━━━ Available records ━━━
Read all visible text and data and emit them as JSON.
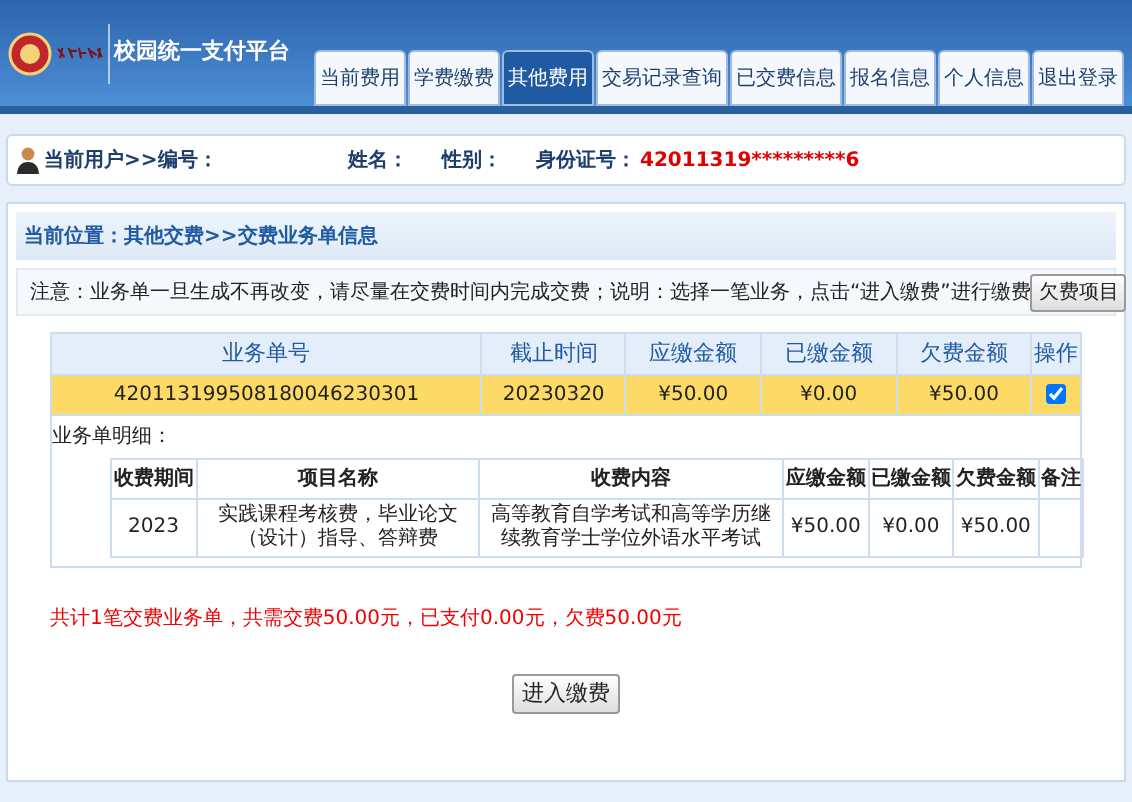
{
  "header": {
    "title": "校园统一支付平台",
    "tabs": [
      {
        "label": "当前费用",
        "selected": false
      },
      {
        "label": "学费缴费",
        "selected": false
      },
      {
        "label": "其他费用",
        "selected": true
      },
      {
        "label": "交易记录查询",
        "selected": false
      },
      {
        "label": "已交费信息",
        "selected": false
      },
      {
        "label": "报名信息",
        "selected": false
      },
      {
        "label": "个人信息",
        "selected": false
      },
      {
        "label": "退出登录",
        "selected": false
      }
    ]
  },
  "user_bar": {
    "number_label": "当前用户>>编号：",
    "name_label": "姓名：",
    "gender_label": "性别：",
    "id_card_label": "身份证号：",
    "id_card_value": "42011319*********6"
  },
  "breadcrumb": "当前位置：其他交费>>交费业务单信息",
  "notice": {
    "text": "注意：业务单一旦生成不再改变，请尽量在交费时间内完成交费；说明：选择一笔业务，点击“进入缴费”进行缴费",
    "button": "欠费项目"
  },
  "orders": {
    "columns": [
      "业务单号",
      "截止时间",
      "应缴金额",
      "已缴金额",
      "欠费金额",
      "操作"
    ],
    "rows": [
      {
        "order_no": "420113199508180046230301",
        "deadline": "20230320",
        "due": "¥50.00",
        "paid": "¥0.00",
        "owed": "¥50.00",
        "selected": true,
        "checked": true
      }
    ]
  },
  "detail": {
    "label": "业务单明细：",
    "columns": [
      "收费期间",
      "项目名称",
      "收费内容",
      "应缴金额",
      "已缴金额",
      "欠费金额",
      "备注"
    ],
    "rows": [
      {
        "period": "2023",
        "item": "实践课程考核费，毕业论文（设计）指导、答辩费",
        "content": "高等教育自学考试和高等学历继续教育学士学位外语水平考试",
        "due": "¥50.00",
        "paid": "¥0.00",
        "owed": "¥50.00"
      }
    ]
  },
  "summary": "共计1笔交费业务单，共需交费50.00元，已支付0.00元，欠费50.00元",
  "submit_button": "进入缴费"
}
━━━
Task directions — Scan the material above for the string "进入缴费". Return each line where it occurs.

Answer to this problem —
    "text": "注意：业务单一旦生成不再改变，请尽量在交费时间内完成交费；说明：选择一笔业务，点击“进入缴费”进行缴费",
  "submit_button": "进入缴费"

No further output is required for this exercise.